§ Task requirements
Everything in the listing must be repeated exactly, apart from the images.
-- Source data follows --
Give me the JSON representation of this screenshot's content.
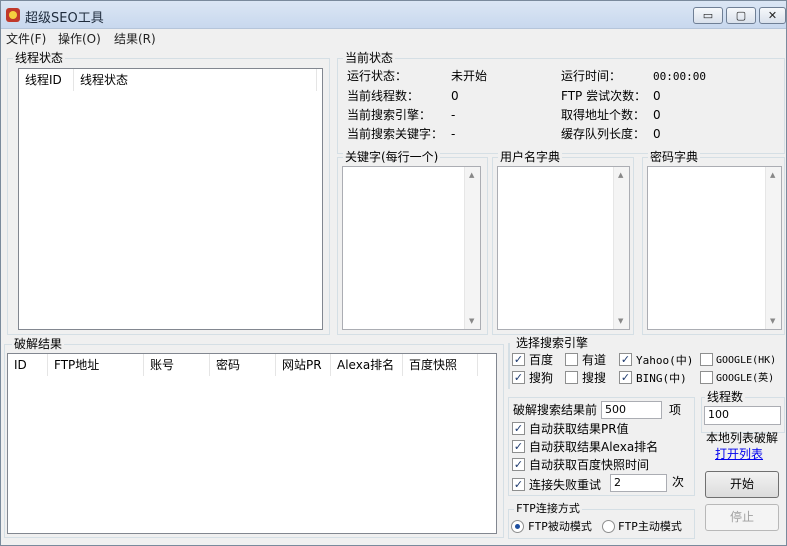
{
  "window": {
    "title": "超级SEO工具",
    "btn_min": "▭",
    "btn_max": "▢",
    "btn_close": "✕"
  },
  "menu": {
    "file": "文件(F)",
    "operate": "操作(O)",
    "result": "结果(R)"
  },
  "threads": {
    "group": "线程状态",
    "col_id": "线程ID",
    "col_status": "线程状态"
  },
  "status": {
    "group": "当前状态",
    "run_state_label": "运行状态：",
    "run_state": "未开始",
    "run_time_label": "运行时间：",
    "run_time": "00:00:00",
    "thread_count_label": "当前线程数：",
    "thread_count": "0",
    "ftp_tries_label": "FTP 尝试次数：",
    "ftp_tries": "0",
    "engine_label": "当前搜索引擎：",
    "engine": "-",
    "addr_count_label": "取得地址个数：",
    "addr_count": "0",
    "keyword_label": "当前搜索关键字：",
    "keyword": "-",
    "queue_label": "缓存队列长度：",
    "queue": "0"
  },
  "dicts": {
    "keywords": "关键字(每行一个)",
    "users": "用户名字典",
    "passwords": "密码字典"
  },
  "results": {
    "group": "破解结果",
    "cols": [
      "ID",
      "FTP地址",
      "账号",
      "密码",
      "网站PR",
      "Alexa排名",
      "百度快照"
    ]
  },
  "engines": {
    "group": "选择搜索引擎",
    "baidu": "百度",
    "youdao": "有道",
    "yahoo": "Yahoo(中)",
    "google_hk": "GOOGLE(HK)",
    "sogou": "搜狗",
    "soso": "搜搜",
    "bing": "BING(中)",
    "google_en": "GOOGLE(英)"
  },
  "options": {
    "top_label": "破解搜索结果前",
    "top_value": "500",
    "top_unit": "项",
    "pr": "自动获取结果PR值",
    "alexa": "自动获取结果Alexa排名",
    "baidu_snap": "自动获取百度快照时间",
    "retry": "连接失败重试",
    "retry_value": "2",
    "retry_unit": "次"
  },
  "ftp": {
    "group": "FTP连接方式",
    "passive": "FTP被动模式",
    "active": "FTP主动模式"
  },
  "thread_num": {
    "group": "线程数",
    "value": "100"
  },
  "local": {
    "label": "本地列表破解",
    "link": "打开列表"
  },
  "buttons": {
    "start": "开始",
    "stop": "停止"
  },
  "scroll": {
    "up": "▲",
    "down": "▼"
  },
  "check_mark": "✓"
}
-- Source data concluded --
§ The completed task
Give me the JSON representation of this screenshot's content.
{
  "window": {
    "title": "超级SEO工具",
    "btn_min": "▭",
    "btn_max": "▢",
    "btn_close": "✕"
  },
  "menu": {
    "file": "文件(F)",
    "operate": "操作(O)",
    "result": "结果(R)"
  },
  "threads": {
    "group": "线程状态",
    "col_id": "线程ID",
    "col_status": "线程状态"
  },
  "status": {
    "group": "当前状态",
    "run_state_label": "运行状态：",
    "run_state": "未开始",
    "run_time_label": "运行时间：",
    "run_time": "00:00:00",
    "thread_count_label": "当前线程数：",
    "thread_count": "0",
    "ftp_tries_label": "FTP 尝试次数：",
    "ftp_tries": "0",
    "engine_label": "当前搜索引擎：",
    "engine": "-",
    "addr_count_label": "取得地址个数：",
    "addr_count": "0",
    "keyword_label": "当前搜索关键字：",
    "keyword": "-",
    "queue_label": "缓存队列长度：",
    "queue": "0"
  },
  "dicts": {
    "keywords": "关键字(每行一个)",
    "users": "用户名字典",
    "passwords": "密码字典"
  },
  "results": {
    "group": "破解结果",
    "cols": [
      "ID",
      "FTP地址",
      "账号",
      "密码",
      "网站PR",
      "Alexa排名",
      "百度快照"
    ]
  },
  "engines": {
    "group": "选择搜索引擎",
    "baidu": "百度",
    "youdao": "有道",
    "yahoo": "Yahoo(中)",
    "google_hk": "GOOGLE(HK)",
    "sogou": "搜狗",
    "soso": "搜搜",
    "bing": "BING(中)",
    "google_en": "GOOGLE(英)"
  },
  "options": {
    "top_label": "破解搜索结果前",
    "top_value": "500",
    "top_unit": "项",
    "pr": "自动获取结果PR值",
    "alexa": "自动获取结果Alexa排名",
    "baidu_snap": "自动获取百度快照时间",
    "retry": "连接失败重试",
    "retry_value": "2",
    "retry_unit": "次"
  },
  "ftp": {
    "group": "FTP连接方式",
    "passive": "FTP被动模式",
    "active": "FTP主动模式"
  },
  "thread_num": {
    "group": "线程数",
    "value": "100"
  },
  "local": {
    "label": "本地列表破解",
    "link": "打开列表"
  },
  "buttons": {
    "start": "开始",
    "stop": "停止"
  },
  "scroll": {
    "up": "▲",
    "down": "▼"
  },
  "check_mark": "✓"
}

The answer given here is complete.